John J Mellencamp (born October 7, 1951), previously known as Johnny Cougar, John Cougar, and John Cougar Mellencamp, is an American musician, singer-songwriter, painter, and actor. He is known for his catchy, populist brand of heartland rock, which emphasizes traditional instrumentation. Mellencamp rose to fame in the 1980s while "honing an almost startlingly plainspoken writing style that, starting in 1982, yielded a string of Top 10 singles", including "Hurts So Good", "Jack & Diane", "Crumblin' Down", "Pink Houses", "Lonely Ol' Night", "Small Town", "R.O.C.K. in the U.S.A.", "Paper in Fire", and "Cherry Bomb". He has amassed 22 Top 40 hits in the United States. In addition, he holds the record for the most tracks by a solo artist to hit number one on the Hot Mainstream Rock Tracks chart, with seven. Mellencamp has been nominated for 13 Grammy Awards, winning one. Mellencamp released his latest album, Sad Clowns & Hillbillies, on April 28, 2017, to widespread critical acclaim.
Mellencamp is also one of the founding members of Farm Aid, an organization that began in 1985 with a concert in Champaign, Illinois, to raise awareness about the loss of family farms and to raise funds to keep farm families on their land. Farm Aid concerts have remained an annual event over the past 32 years, and as of 2017 the organization has raised over $50 million to promote a strong and resilient family farm system of agriculture.
Mellencamp was inducted into the Rock and Roll Hall of Fame on March 10, 2008. His biggest musical influences are Bob Dylan, Woody Guthrie, James Brown and the Rolling Stones. Rolling Stone contributor Anthony DeCurtis said: "Mellencamp has created an important body of work that has earned him both critical regard and an enormous audience.
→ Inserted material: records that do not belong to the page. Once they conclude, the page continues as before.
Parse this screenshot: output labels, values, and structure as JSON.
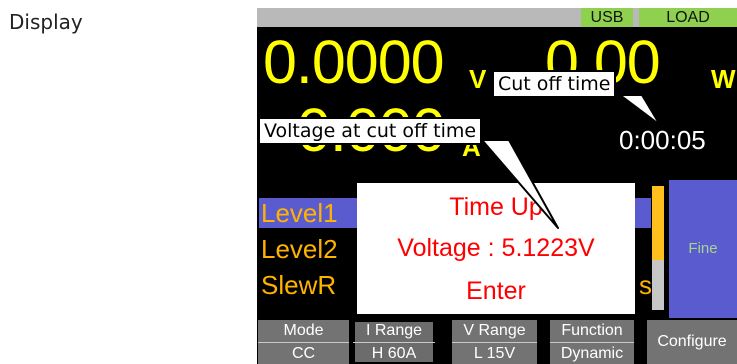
{
  "caption": "Display",
  "status_tags": {
    "usb": "USB",
    "load": "LOAD"
  },
  "readouts": {
    "voltage": "0.0000",
    "voltage_unit": "V",
    "power": "0.00",
    "power_unit": "W",
    "current": "0.000",
    "current_unit": "A",
    "elapsed_time": "0:00:05"
  },
  "list_rows": [
    {
      "label": "Level1",
      "selected": true
    },
    {
      "label": "Level2",
      "selected": false
    },
    {
      "label": "SlewR",
      "selected": false
    }
  ],
  "row2_suffix": "s",
  "side_button": "Fine",
  "dialog": {
    "title": "Time Up",
    "voltage_line": "Voltage : 5.1223V",
    "action": "Enter"
  },
  "softkeys": [
    {
      "top": "Mode",
      "bottom": "CC"
    },
    {
      "top": "I Range",
      "bottom": "H 60A"
    },
    {
      "top": "V Range",
      "bottom": "L 15V"
    },
    {
      "top": "Function",
      "bottom": "Dynamic"
    },
    {
      "top": "Configure"
    }
  ],
  "callouts": {
    "cut_off_time": "Cut off time",
    "voltage_at_cut_off": "Voltage at cut off time"
  },
  "colors": {
    "readout": "#ffff00",
    "list_text": "#ffb300",
    "selection": "#5b5bd0",
    "status_tag": "#8fd14f",
    "dialog_text": "#ff0000"
  }
}
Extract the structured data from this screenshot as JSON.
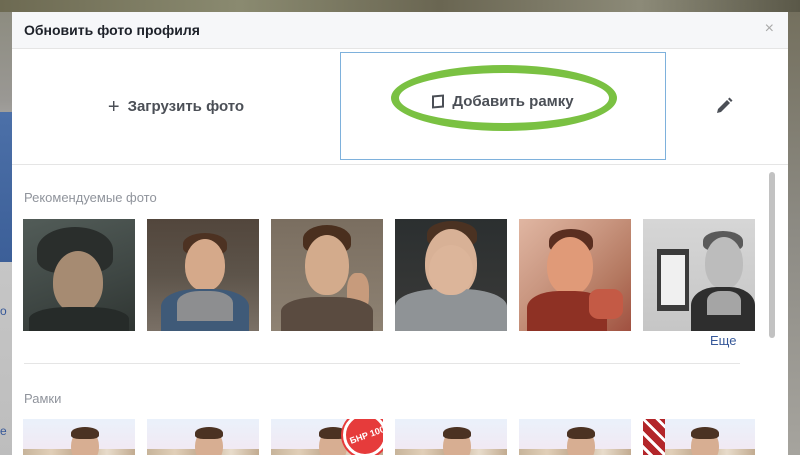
{
  "dialog": {
    "title": "Обновить фото профиля",
    "close_icon": "×"
  },
  "actions": {
    "upload_label": "Загрузить фото",
    "add_frame_label": "Добавить рамку",
    "edit_icon": "pencil-icon"
  },
  "recommended": {
    "label": "Рекомендуемые фото",
    "more_label": "Еще",
    "count": 6
  },
  "frames": {
    "label": "Рамки",
    "count": 6,
    "frame3_badge": "БНР 100"
  },
  "background": {
    "link_fragment_1": "о",
    "link_fragment_2": "е"
  },
  "colors": {
    "highlight_ellipse": "#7ac142",
    "selected_border": "#7eb1dc",
    "link": "#365899"
  }
}
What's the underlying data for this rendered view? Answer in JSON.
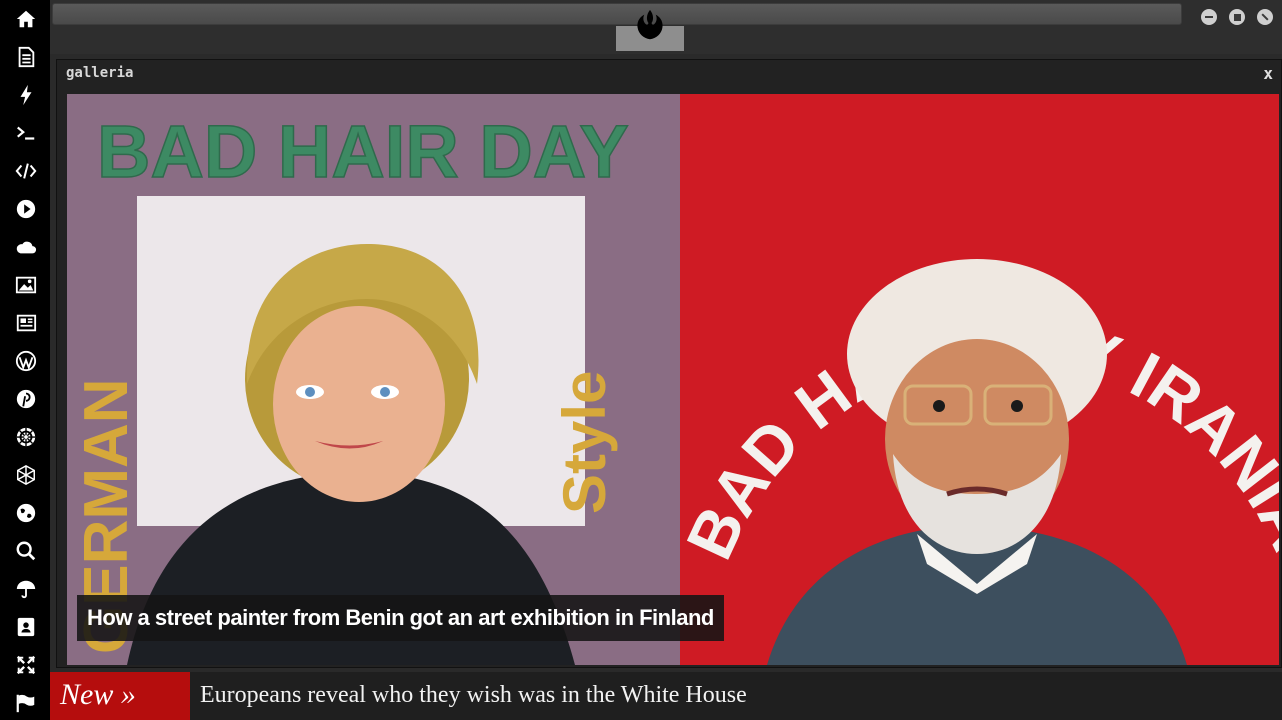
{
  "sidebar": {
    "items": [
      {
        "icon": "home-icon"
      },
      {
        "icon": "document-icon"
      },
      {
        "icon": "lightning-icon"
      },
      {
        "icon": "terminal-icon"
      },
      {
        "icon": "code-icon"
      },
      {
        "icon": "play-icon"
      },
      {
        "icon": "cloud-icon"
      },
      {
        "icon": "image-icon"
      },
      {
        "icon": "newspaper-icon"
      },
      {
        "icon": "wordpress-icon"
      },
      {
        "icon": "pinterest-icon"
      },
      {
        "icon": "empire-icon"
      },
      {
        "icon": "network-icon"
      },
      {
        "icon": "globe-icon"
      },
      {
        "icon": "search-icon"
      },
      {
        "icon": "umbrella-icon"
      },
      {
        "icon": "contact-card-icon"
      },
      {
        "icon": "expand-icon"
      },
      {
        "icon": "flag-icon"
      }
    ]
  },
  "topbar": {
    "logo_icon": "rebel-alliance-icon",
    "window_controls": [
      "minimize",
      "maximize",
      "close"
    ]
  },
  "gallery": {
    "title": "galleria",
    "close_label": "x",
    "caption": "How a street painter from Benin got an art exhibition in Finland",
    "painting": {
      "left_headline": "BAD HAIR DAY",
      "left_side_text": "GERMAN",
      "left_side_text_right": "Style",
      "right_arc_text": "BAD HAIR DAY IRANIAN STYLE"
    }
  },
  "ticker": {
    "badge": "New »",
    "headline": "Europeans reveal who they wish was in the White House"
  },
  "colors": {
    "sidebar_bg": "#000000",
    "ticker_badge": "#b50d0d",
    "painting_left_bg": "#8a6d84",
    "painting_right_bg": "#cf1b24",
    "painting_green_text": "#3d8a63"
  }
}
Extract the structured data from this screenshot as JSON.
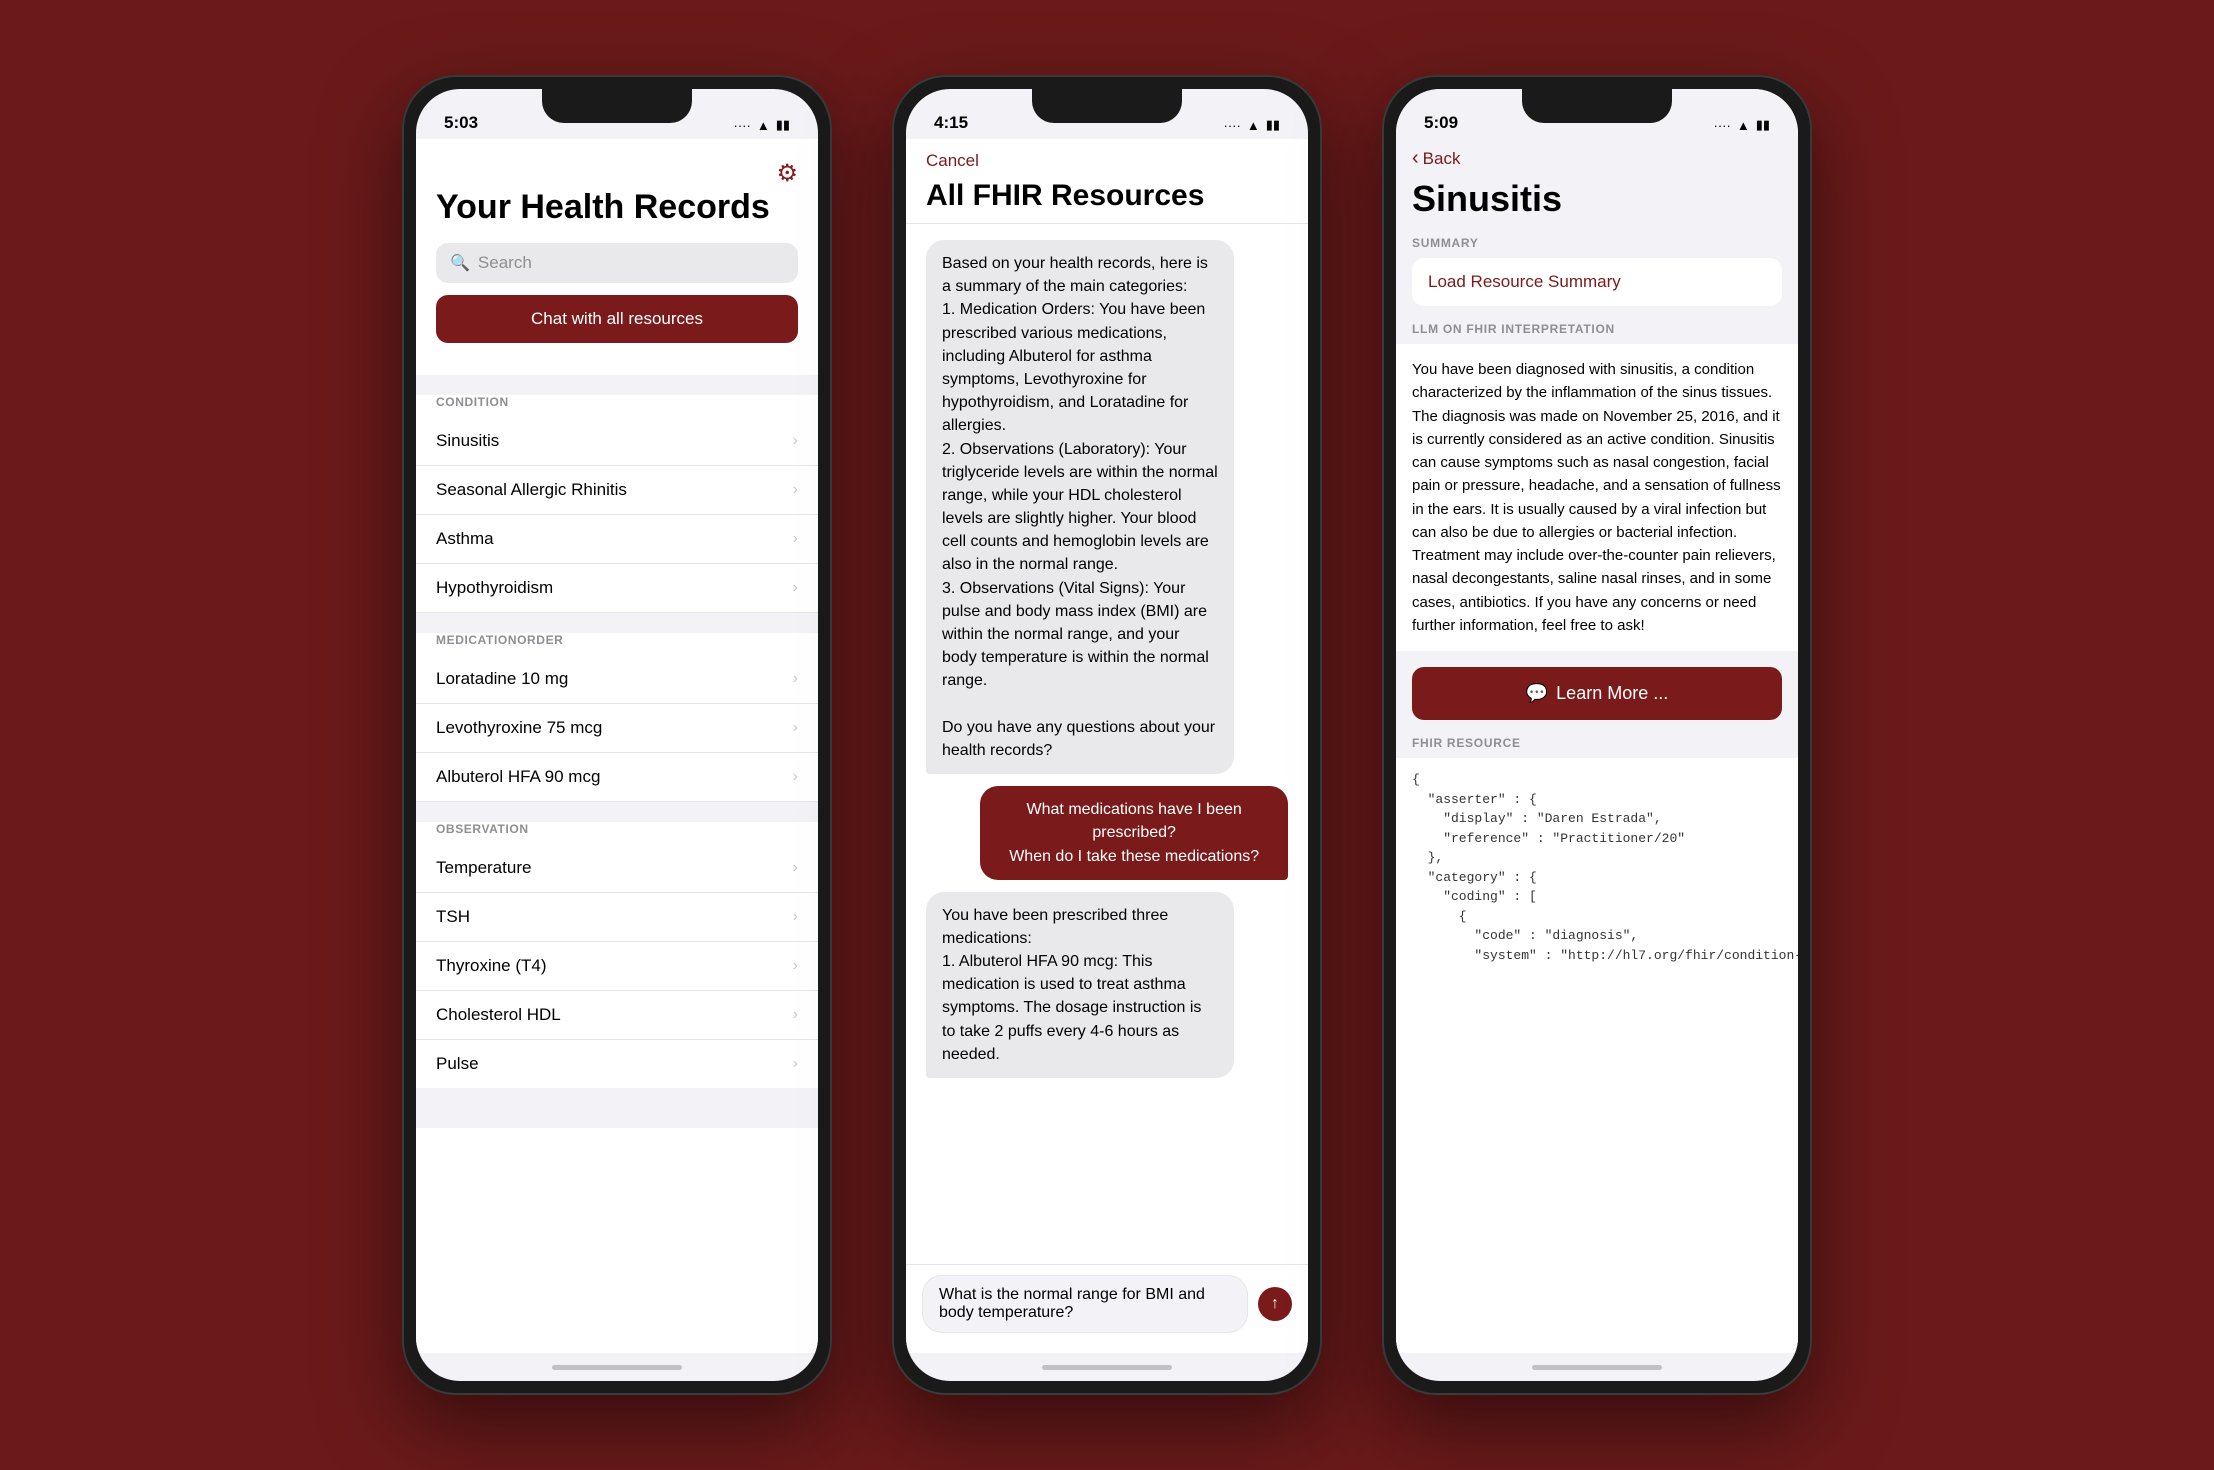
{
  "background_color": "#6B1A1A",
  "phone1": {
    "status_time": "5:03",
    "title": "Your Health Records",
    "search_placeholder": "Search",
    "chat_btn_label": "Chat with all resources",
    "settings_icon": "⚙",
    "sections": [
      {
        "label": "CONDITION",
        "items": [
          "Sinusitis",
          "Seasonal Allergic Rhinitis",
          "Asthma",
          "Hypothyroidism"
        ]
      },
      {
        "label": "MEDICATIONORDER",
        "items": [
          "Loratadine 10 mg",
          "Levothyroxine 75 mcg",
          "Albuterol HFA 90 mcg"
        ]
      },
      {
        "label": "OBSERVATION",
        "items": [
          "Temperature",
          "TSH",
          "Thyroxine (T4)",
          "Cholesterol HDL",
          "Pulse"
        ]
      }
    ]
  },
  "phone2": {
    "status_time": "4:15",
    "cancel_label": "Cancel",
    "title": "All FHIR Resources",
    "messages": [
      {
        "type": "ai",
        "text": "Based on your health records, here is a summary of the main categories:\n1. Medication Orders: You have been prescribed various medications, including Albuterol for asthma symptoms, Levothyroxine for hypothyroidism, and Loratadine for allergies.\n2. Observations (Laboratory): Your triglyceride levels are within the normal range, while your HDL cholesterol levels are slightly higher. Your blood cell counts and hemoglobin levels are also in the normal range.\n3. Observations (Vital Signs): Your pulse and body mass index (BMI) are within the normal range, and your body temperature is within the normal range.\n\nDo you have any questions about your health records?"
      },
      {
        "type": "user",
        "text": "What medications have I been prescribed?\nWhen do I take these medications?"
      },
      {
        "type": "ai",
        "text": "You have been prescribed three medications:\n1. Albuterol HFA 90 mcg: This medication is used to treat asthma symptoms. The dosage instruction is to take 2 puffs every 4-6 hours as needed."
      },
      {
        "type": "typing",
        "text": "What is the normal range for BMI and body temperature?"
      }
    ],
    "input_placeholder": "What is the normal range for BMI and body temperature?",
    "send_icon": "↑"
  },
  "phone3": {
    "status_time": "5:09",
    "back_label": "Back",
    "title": "Sinusitis",
    "summary_label": "SUMMARY",
    "load_resource_label": "Load Resource Summary",
    "llm_label": "LLM ON FHIR INTERPRETATION",
    "llm_text": "You have been diagnosed with sinusitis, a condition characterized by the inflammation of the sinus tissues. The diagnosis was made on November 25, 2016, and it is currently considered as an active condition. Sinusitis can cause symptoms such as nasal congestion, facial pain or pressure, headache, and a sensation of fullness in the ears. It is usually caused by a viral infection but can also be due to allergies or bacterial infection. Treatment may include over-the-counter pain relievers, nasal decongestants, saline nasal rinses, and in some cases, antibiotics. If you have any concerns or need further information, feel free to ask!",
    "learn_more_label": "Learn More ...",
    "fhir_label": "FHIR RESOURCE",
    "fhir_code": "{\n  \"asserter\" : {\n    \"display\" : \"Daren Estrada\",\n    \"reference\" : \"Practitioner/20\"\n  },\n  \"category\" : {\n    \"coding\" : [\n      {\n        \"code\" : \"diagnosis\",\n        \"system\" : \"http://hl7.org/fhir/condition-"
  }
}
His songs document the joys and struggles of ordinary people seeking to make their way, and he has consistently brought the fresh air of common experience to the typically glamour-addled world of popular music."